*TASK REQUIREMENTS*: Only the lines holding the string "error" are needed; copy each of them from the data.

(Items from an interface collection)
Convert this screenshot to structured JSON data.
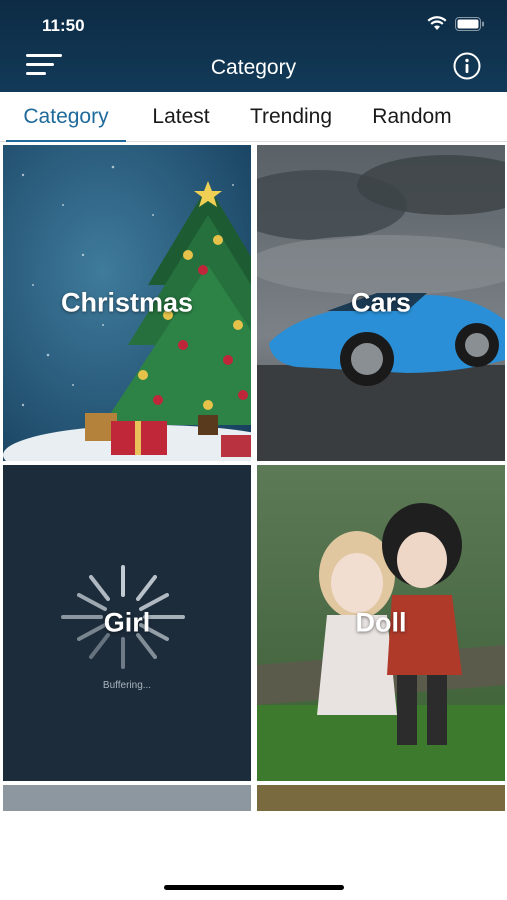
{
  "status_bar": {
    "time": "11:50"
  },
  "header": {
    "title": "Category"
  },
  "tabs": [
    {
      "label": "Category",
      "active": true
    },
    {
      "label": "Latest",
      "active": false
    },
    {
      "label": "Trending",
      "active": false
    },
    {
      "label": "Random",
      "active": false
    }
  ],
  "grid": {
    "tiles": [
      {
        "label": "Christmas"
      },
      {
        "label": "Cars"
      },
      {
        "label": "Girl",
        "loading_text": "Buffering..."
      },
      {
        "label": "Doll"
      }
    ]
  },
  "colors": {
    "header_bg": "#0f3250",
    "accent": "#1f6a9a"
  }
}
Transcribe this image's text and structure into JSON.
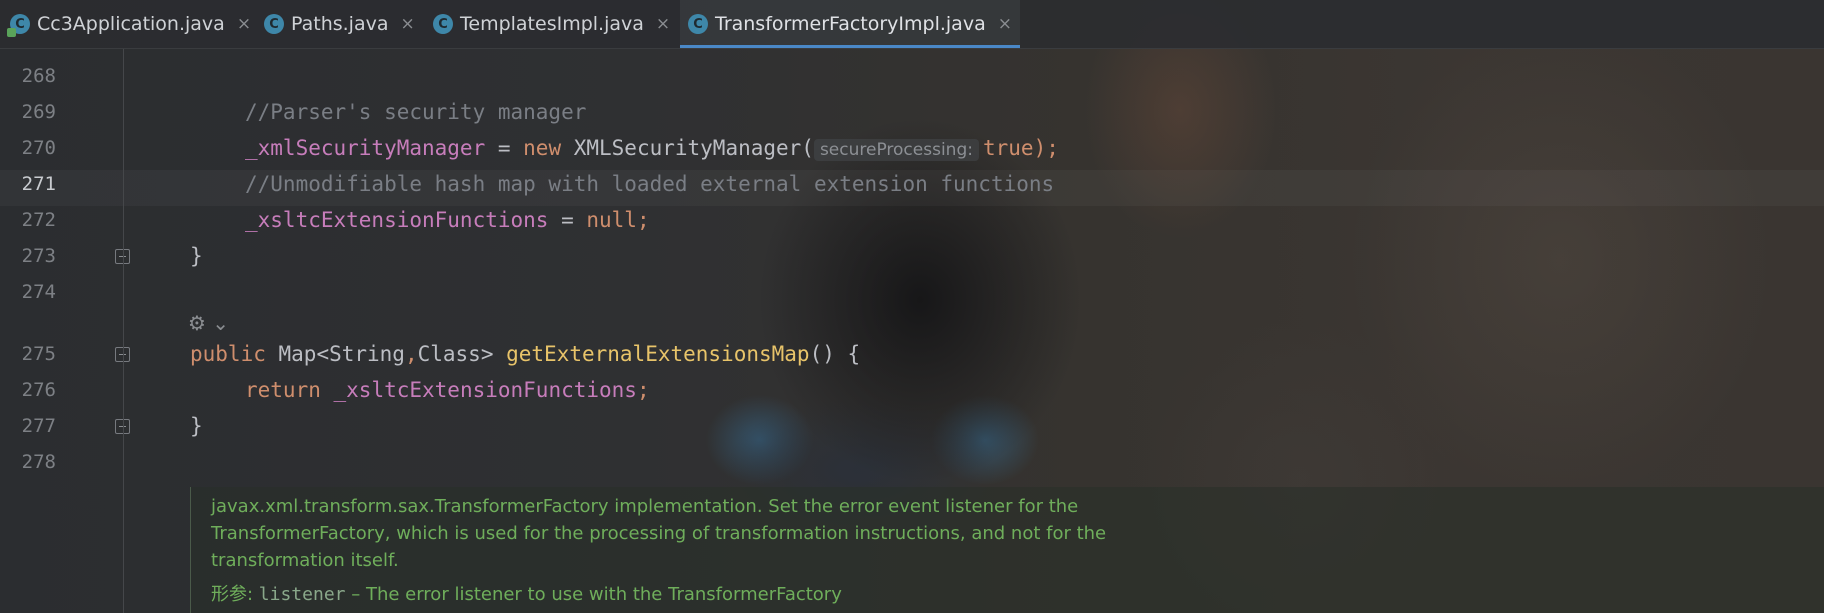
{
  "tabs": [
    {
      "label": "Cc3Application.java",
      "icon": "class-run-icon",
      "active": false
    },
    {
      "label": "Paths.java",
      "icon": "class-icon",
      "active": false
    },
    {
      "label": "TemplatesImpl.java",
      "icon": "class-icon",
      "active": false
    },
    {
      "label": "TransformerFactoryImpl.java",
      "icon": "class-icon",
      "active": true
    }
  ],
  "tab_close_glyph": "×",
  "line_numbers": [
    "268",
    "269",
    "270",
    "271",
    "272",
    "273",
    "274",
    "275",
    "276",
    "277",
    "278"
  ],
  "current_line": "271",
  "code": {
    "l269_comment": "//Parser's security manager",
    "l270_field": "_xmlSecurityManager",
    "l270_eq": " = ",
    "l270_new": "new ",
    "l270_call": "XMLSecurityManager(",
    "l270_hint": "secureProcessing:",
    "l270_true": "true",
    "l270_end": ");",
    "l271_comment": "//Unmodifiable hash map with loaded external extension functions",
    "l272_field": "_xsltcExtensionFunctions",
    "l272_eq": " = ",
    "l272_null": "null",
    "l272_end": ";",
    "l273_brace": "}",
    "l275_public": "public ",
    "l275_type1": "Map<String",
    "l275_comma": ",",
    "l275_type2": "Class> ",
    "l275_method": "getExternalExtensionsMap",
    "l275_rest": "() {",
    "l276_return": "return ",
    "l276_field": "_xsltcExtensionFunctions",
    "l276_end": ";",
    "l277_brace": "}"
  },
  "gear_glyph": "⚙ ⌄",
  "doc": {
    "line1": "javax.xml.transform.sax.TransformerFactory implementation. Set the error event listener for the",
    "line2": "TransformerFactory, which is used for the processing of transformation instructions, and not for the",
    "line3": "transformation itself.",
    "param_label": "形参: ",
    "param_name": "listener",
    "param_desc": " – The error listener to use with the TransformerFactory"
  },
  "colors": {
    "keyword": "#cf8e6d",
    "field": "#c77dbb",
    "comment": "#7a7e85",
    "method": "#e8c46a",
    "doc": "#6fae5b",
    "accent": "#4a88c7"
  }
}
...
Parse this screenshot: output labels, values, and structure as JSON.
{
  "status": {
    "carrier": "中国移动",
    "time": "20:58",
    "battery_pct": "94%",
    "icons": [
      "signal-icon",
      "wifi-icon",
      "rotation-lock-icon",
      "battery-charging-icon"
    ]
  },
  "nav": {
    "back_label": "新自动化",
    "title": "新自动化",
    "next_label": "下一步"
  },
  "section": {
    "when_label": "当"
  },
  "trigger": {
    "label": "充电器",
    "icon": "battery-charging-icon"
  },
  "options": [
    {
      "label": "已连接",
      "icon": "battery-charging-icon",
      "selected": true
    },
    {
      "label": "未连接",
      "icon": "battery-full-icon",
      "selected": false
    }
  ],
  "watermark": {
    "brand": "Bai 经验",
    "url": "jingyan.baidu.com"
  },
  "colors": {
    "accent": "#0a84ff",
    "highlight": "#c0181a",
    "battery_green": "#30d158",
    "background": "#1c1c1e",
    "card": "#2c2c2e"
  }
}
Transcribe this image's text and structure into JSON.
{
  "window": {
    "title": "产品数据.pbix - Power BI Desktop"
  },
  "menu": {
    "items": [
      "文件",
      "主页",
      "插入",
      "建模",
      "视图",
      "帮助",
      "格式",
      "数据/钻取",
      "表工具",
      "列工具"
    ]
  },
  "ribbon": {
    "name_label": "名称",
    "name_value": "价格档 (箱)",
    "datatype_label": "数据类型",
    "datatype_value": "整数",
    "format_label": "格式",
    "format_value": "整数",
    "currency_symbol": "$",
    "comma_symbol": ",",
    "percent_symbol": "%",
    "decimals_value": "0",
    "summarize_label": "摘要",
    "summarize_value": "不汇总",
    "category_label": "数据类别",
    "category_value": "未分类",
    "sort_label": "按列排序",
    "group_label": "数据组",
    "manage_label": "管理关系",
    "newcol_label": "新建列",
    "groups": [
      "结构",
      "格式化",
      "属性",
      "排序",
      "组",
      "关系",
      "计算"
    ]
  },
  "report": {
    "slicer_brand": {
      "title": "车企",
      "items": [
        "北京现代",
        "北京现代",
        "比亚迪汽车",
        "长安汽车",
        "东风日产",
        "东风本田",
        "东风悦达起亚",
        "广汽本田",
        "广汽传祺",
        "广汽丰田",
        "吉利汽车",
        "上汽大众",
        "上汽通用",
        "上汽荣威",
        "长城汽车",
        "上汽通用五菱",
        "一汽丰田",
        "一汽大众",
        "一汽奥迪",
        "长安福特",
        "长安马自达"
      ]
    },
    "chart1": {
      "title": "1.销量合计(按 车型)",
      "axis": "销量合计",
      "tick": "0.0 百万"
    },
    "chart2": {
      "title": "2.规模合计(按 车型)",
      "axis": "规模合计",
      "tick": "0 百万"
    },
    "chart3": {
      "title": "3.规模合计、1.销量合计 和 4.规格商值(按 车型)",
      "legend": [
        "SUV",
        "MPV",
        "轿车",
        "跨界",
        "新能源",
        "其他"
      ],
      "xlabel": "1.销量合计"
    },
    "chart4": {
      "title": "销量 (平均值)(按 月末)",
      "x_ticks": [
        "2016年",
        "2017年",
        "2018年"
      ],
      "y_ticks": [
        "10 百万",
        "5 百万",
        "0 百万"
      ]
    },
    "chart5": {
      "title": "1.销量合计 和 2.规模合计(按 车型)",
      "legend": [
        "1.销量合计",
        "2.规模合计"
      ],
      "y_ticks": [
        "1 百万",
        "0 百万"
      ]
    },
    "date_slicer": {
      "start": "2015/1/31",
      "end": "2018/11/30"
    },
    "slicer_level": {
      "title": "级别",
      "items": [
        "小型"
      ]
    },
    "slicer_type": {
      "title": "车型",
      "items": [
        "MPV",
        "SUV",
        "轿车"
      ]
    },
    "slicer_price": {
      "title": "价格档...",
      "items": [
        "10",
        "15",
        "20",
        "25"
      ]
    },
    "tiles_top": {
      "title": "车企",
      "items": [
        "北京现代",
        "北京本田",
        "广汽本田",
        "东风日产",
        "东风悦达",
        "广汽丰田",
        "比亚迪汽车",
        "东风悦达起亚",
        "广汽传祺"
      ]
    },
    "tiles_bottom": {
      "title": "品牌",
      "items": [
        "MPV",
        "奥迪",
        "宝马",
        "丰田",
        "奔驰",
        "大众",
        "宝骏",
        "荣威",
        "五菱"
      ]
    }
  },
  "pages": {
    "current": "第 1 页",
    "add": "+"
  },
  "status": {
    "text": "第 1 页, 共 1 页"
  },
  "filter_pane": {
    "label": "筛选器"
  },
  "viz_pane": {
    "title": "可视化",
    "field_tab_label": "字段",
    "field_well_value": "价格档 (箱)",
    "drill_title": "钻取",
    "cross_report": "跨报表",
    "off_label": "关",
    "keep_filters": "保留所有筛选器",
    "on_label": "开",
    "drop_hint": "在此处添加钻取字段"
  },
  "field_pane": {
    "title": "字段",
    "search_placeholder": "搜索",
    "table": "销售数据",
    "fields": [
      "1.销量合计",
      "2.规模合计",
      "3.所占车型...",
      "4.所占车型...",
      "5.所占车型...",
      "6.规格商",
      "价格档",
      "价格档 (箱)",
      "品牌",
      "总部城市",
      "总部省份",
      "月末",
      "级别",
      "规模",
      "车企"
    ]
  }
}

*REPLY TO THE EXERCISE*:
    "line1": "javax.xml.transform.sax.TransformerFactory implementation. Set the error event listener for the",
    "param_desc": " – The error listener to use with the TransformerFactory"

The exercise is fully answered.